◆ **EXERCISE**
Every line with the string "screenshot" in it belongs in your answer, so copy them all from the data.

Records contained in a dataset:
__________________________________________________

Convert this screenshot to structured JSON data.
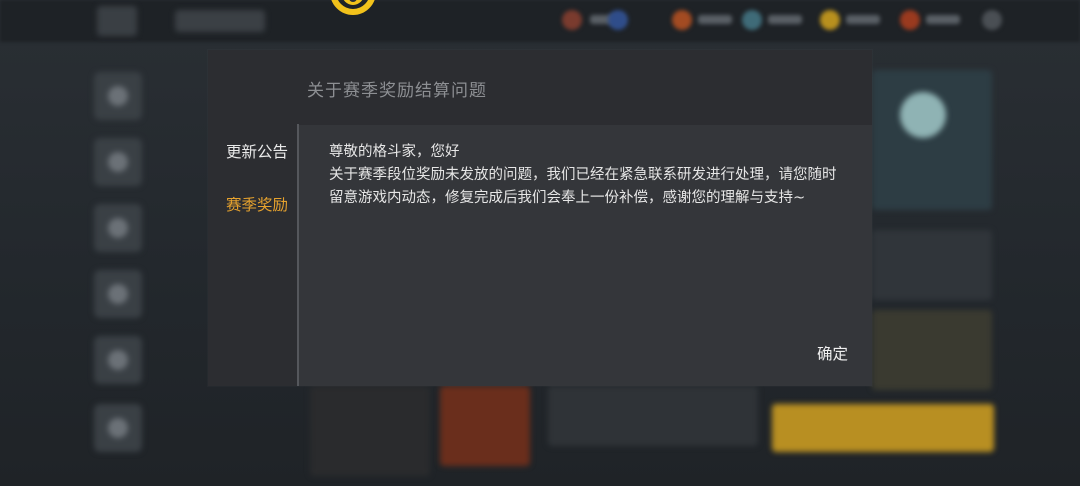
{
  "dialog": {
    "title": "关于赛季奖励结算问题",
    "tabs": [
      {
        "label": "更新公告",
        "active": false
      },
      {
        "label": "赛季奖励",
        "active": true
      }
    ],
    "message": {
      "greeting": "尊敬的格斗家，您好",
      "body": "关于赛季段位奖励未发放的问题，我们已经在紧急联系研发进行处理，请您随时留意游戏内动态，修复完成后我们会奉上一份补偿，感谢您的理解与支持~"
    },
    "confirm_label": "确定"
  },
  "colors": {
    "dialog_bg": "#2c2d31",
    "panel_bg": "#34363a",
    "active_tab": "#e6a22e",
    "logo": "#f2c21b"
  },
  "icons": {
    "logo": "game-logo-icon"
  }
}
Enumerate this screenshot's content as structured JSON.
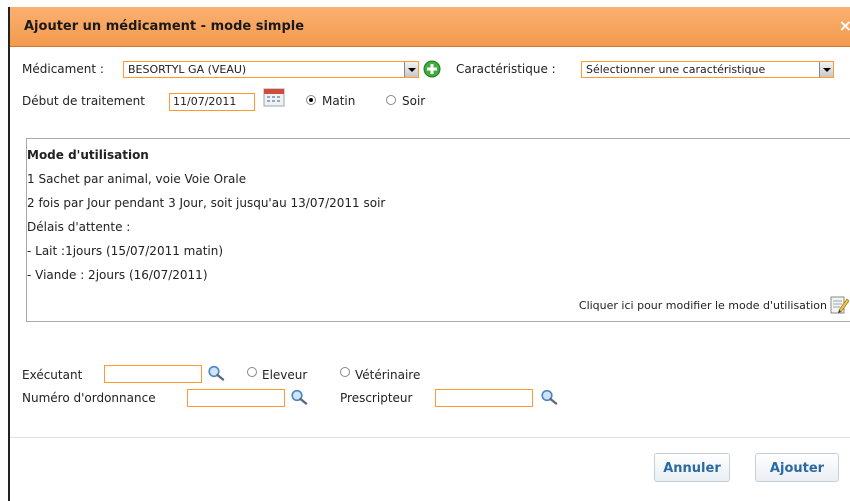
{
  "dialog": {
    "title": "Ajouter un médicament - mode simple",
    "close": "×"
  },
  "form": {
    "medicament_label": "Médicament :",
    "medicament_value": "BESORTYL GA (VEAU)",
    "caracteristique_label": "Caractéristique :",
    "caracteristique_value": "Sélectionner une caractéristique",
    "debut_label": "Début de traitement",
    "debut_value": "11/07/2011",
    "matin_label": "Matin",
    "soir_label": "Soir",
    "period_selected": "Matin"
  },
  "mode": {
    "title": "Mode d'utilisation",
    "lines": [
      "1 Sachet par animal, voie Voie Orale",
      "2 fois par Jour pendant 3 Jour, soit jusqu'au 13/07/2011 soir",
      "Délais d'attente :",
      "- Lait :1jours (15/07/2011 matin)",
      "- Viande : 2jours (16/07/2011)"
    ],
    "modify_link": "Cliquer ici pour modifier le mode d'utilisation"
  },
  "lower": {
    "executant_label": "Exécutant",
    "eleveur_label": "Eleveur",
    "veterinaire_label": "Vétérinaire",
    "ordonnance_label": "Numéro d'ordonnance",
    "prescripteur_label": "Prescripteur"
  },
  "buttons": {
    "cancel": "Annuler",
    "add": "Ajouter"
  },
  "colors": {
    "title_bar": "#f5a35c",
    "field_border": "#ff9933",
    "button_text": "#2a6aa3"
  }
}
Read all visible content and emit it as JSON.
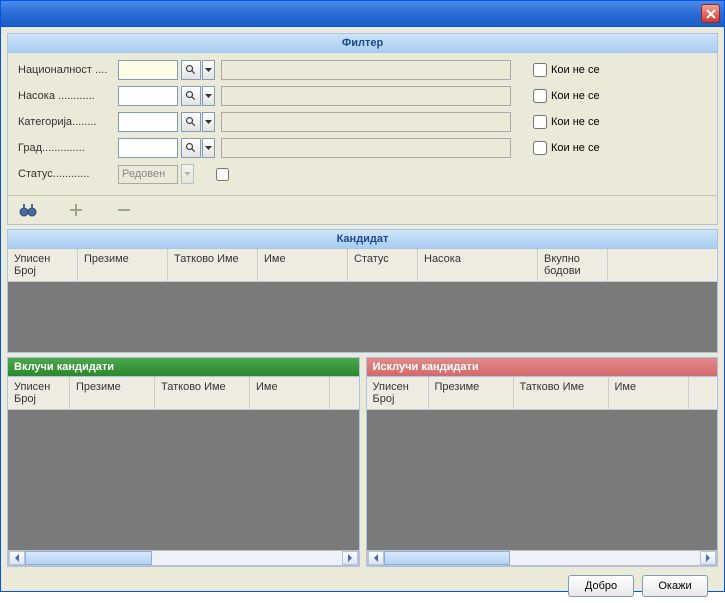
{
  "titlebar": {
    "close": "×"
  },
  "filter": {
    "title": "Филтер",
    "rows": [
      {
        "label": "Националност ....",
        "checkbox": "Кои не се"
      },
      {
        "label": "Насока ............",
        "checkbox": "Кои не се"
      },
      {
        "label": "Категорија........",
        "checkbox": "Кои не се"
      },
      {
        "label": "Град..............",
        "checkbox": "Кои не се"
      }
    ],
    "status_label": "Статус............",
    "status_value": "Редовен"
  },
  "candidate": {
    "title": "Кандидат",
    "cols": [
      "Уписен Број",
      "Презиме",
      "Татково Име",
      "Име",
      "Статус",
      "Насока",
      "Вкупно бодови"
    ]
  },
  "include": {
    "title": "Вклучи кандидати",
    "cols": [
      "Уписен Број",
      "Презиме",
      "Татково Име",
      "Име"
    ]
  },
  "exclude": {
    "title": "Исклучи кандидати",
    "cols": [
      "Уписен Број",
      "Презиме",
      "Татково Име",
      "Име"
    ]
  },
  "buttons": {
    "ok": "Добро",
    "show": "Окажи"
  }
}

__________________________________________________

◆ **RESULT OF THE TASK**
Convert this screenshot to structured JSON data.
Enumerate this screenshot's content as structured JSON.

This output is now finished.